So, where to start? We asked our creative team for their thoughts on gender-neutral branding and advertising and what you should consider doing for your 2021 campaigns to allow every type of student to see themselves at your institution: 

“Education is for everyone, regardless of gender, so it is important you represent this through your advertising. Making sure you have a diverse range of students within your campaigns may seem like an obvious thing to do, but it is often overlooked. When working with courses or societies that are ‘traditionally female or male’ - flip them on their heads and make them appeal to the gender spectrum. You can do this by selecting images that show a broad range of students and/or by experimenting with gender-neutral colours like yellow or green.”

Georgia Webb, Lead Creative

So, as you walk away with this food for thought, there’s one thing to be mindful of in your quest to connect and resonate with this progressive, and forward-thinking generation. Trying to connect to all, may lead to connecting to none. Be strategic in your targeting, specific in your comms, authentic in your intentions, and do this the right way. 

With that in mind, if you want to make your campaigns cut through and really talk the language of your students, get in touch today, and our creative team can work with you on creating real affinity with your student audience. 

And for more insight into students’ perceptions of current student advertising, and where it should be headed to encourage creativity, slash the stigma and boost recruitment, then you’ll want to catch up with our webinar and read our free whitepaper: Where are the students we see?
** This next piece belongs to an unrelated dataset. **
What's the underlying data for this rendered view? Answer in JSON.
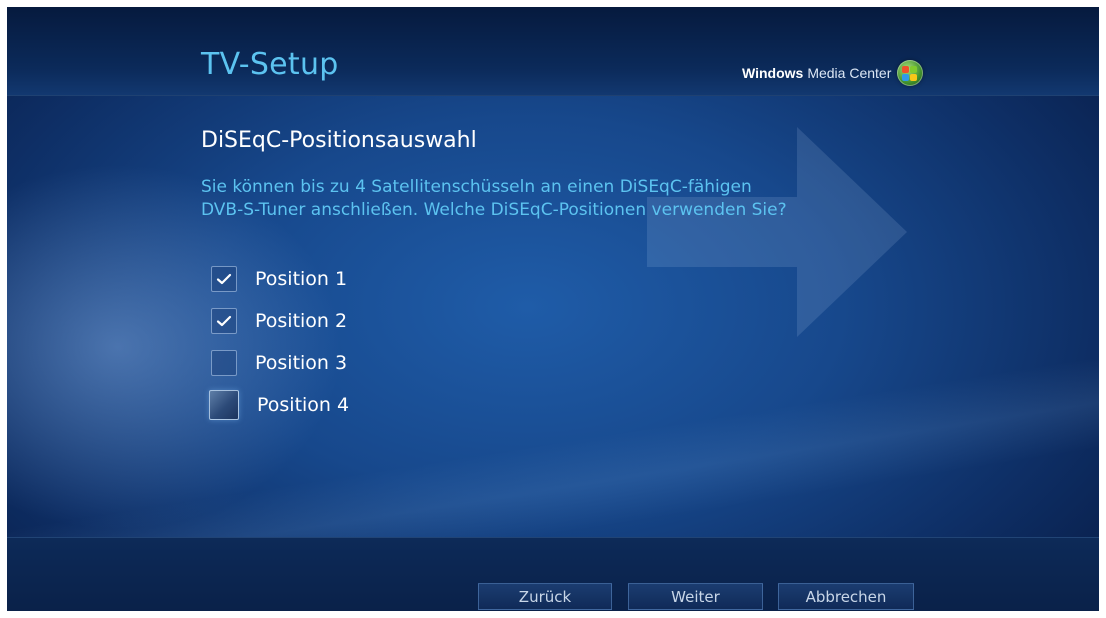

Article by

Eleana Davidson Native Author

Eleana Davidson

Content Manager